* **YOUR TASK**:
The response should contain every entry, reproduced exactly.

+---+

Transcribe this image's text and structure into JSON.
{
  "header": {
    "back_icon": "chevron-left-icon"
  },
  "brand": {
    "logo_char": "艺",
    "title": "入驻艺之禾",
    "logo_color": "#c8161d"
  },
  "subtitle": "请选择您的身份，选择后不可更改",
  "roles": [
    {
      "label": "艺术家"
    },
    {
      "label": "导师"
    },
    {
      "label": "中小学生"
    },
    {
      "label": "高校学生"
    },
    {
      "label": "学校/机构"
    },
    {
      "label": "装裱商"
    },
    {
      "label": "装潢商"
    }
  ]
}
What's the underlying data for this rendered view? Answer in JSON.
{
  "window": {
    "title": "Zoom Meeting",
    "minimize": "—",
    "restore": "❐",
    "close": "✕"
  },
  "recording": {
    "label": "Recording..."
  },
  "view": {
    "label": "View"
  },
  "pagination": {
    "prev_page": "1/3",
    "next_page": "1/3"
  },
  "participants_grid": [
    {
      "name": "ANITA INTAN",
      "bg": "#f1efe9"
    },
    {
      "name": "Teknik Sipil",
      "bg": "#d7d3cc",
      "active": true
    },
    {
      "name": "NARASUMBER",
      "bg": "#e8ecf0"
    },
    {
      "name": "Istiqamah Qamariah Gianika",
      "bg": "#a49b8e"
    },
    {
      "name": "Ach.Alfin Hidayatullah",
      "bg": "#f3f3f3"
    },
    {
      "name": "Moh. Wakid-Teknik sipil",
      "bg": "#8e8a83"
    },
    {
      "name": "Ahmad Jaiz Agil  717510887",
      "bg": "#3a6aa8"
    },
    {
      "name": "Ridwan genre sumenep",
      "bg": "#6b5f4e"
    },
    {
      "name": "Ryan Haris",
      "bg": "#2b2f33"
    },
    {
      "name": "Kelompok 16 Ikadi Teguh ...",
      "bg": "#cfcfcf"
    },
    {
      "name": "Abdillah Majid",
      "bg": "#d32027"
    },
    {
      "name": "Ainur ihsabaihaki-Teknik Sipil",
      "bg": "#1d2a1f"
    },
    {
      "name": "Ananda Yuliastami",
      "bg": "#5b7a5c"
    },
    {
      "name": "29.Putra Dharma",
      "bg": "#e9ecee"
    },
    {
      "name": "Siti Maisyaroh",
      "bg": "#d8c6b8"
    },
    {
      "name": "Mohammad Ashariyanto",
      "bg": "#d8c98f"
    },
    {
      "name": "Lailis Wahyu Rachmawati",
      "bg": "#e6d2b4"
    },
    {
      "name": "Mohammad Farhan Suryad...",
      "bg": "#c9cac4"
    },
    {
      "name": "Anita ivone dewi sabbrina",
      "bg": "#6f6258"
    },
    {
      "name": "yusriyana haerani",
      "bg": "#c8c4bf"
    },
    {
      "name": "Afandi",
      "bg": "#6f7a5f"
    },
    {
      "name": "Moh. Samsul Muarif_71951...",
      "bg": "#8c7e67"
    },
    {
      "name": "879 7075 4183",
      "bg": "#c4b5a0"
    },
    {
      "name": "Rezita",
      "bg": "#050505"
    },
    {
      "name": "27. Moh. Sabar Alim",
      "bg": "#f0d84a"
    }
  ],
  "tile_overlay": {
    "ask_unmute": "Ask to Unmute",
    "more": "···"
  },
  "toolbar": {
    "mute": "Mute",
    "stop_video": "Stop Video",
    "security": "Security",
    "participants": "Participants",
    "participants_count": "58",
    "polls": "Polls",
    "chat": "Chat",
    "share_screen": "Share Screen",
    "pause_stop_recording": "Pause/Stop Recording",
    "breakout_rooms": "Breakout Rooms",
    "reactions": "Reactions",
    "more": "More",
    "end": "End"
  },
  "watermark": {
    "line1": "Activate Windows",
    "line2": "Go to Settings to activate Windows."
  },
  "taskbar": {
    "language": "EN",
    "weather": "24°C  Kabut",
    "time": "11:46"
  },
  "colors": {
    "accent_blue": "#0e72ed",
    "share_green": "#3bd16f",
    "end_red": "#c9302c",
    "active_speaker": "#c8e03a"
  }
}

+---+

* **RESULT OF THIS EXERCISE**:
Transcribe this image's text and structure into JSON.
{
  "header": {
    "back_icon": "chevron-left-icon"
  },
  "brand": {
    "logo_char": "艺",
    "title": "入驻艺之禾",
    "logo_color": "#c8161d"
  },
  "subtitle": "请选择您的身份，选择后不可更改",
  "roles": [
    {
      "label": "艺术家"
    },
    {
      "label": "导师"
    },
    {
      "label": "中小学生"
    },
    {
      "label": "高校学生"
    },
    {
      "label": "学校/机构"
    },
    {
      "label": "装裱商"
    },
    {
      "label": "装潢商"
    }
  ]
}
What's the underlying data for this rendered view? Answer in JSON.
{
  "window": {
    "title": "Zoom Meeting",
    "minimize": "—",
    "restore": "❐",
    "close": "✕"
  },
  "recording": {
    "label": "Recording..."
  },
  "view": {
    "label": "View"
  },
  "pagination": {
    "prev_page": "1/3",
    "next_page": "1/3"
  },
  "participants_grid": [
    {
      "name": "ANITA INTAN",
      "bg": "#f1efe9"
    },
    {
      "name": "Teknik Sipil",
      "bg": "#d7d3cc",
      "active": true
    },
    {
      "name": "NARASUMBER",
      "bg": "#e8ecf0"
    },
    {
      "name": "Istiqamah Qamariah Gianika",
      "bg": "#a49b8e"
    },
    {
      "name": "Ach.Alfin Hidayatullah",
      "bg": "#f3f3f3"
    },
    {
      "name": "Moh. Wakid-Teknik sipil",
      "bg": "#8e8a83"
    },
    {
      "name": "Ahmad Jaiz Agil  717510887",
      "bg": "#3a6aa8"
    },
    {
      "name": "Ridwan genre sumenep",
      "bg": "#6b5f4e"
    },
    {
      "name": "Ryan Haris",
      "bg": "#2b2f33"
    },
    {
      "name": "Kelompok 16 Ikadi Teguh ...",
      "bg": "#cfcfcf"
    },
    {
      "name": "Abdillah Majid",
      "bg": "#d32027"
    },
    {
      "name": "Ainur ihsabaihaki-Teknik Sipil",
      "bg": "#1d2a1f"
    },
    {
      "name": "Ananda Yuliastami",
      "bg": "#5b7a5c"
    },
    {
      "name": "29.Putra Dharma",
      "bg": "#e9ecee"
    },
    {
      "name": "Siti Maisyaroh",
      "bg": "#d8c6b8"
    },
    {
      "name": "Mohammad Ashariyanto",
      "bg": "#d8c98f"
    },
    {
      "name": "Lailis Wahyu Rachmawati",
      "bg": "#e6d2b4"
    },
    {
      "name": "Mohammad Farhan Suryad...",
      "bg": "#c9cac4"
    },
    {
      "name": "Anita ivone dewi sabbrina",
      "bg": "#6f6258"
    },
    {
      "name": "yusriyana haerani",
      "bg": "#c8c4bf"
    },
    {
      "name": "Afandi",
      "bg": "#6f7a5f"
    },
    {
      "name": "Moh. Samsul Muarif_71951...",
      "bg": "#8c7e67"
    },
    {
      "name": "879 7075 4183",
      "bg": "#c4b5a0"
    },
    {
      "name": "Rezita",
      "bg": "#050505"
    },
    {
      "name": "27. Moh. Sabar Alim",
      "bg": "#f0d84a"
    }
  ],
  "tile_overlay": {
    "ask_unmute": "Ask to Unmute",
    "more": "···"
  },
  "toolbar": {
    "mute": "Mute",
    "stop_video": "Stop Video",
    "security": "Security",
    "participants": "Participants",
    "participants_count": "58",
    "polls": "Polls",
    "chat": "Chat",
    "share_screen": "Share Screen",
    "pause_stop_recording": "Pause/Stop Recording",
    "breakout_rooms": "Breakout Rooms",
    "reactions": "Reactions",
    "more": "More",
    "end": "End"
  },
  "watermark": {
    "line1": "Activate Windows",
    "line2": "Go to Settings to activate Windows."
  },
  "taskbar": {
    "language": "EN",
    "weather": "24°C  Kabut",
    "time": "11:46"
  },
  "colors": {
    "accent_blue": "#0e72ed",
    "share_green": "#3bd16f",
    "end_red": "#c9302c",
    "active_speaker": "#c8e03a"
  }
}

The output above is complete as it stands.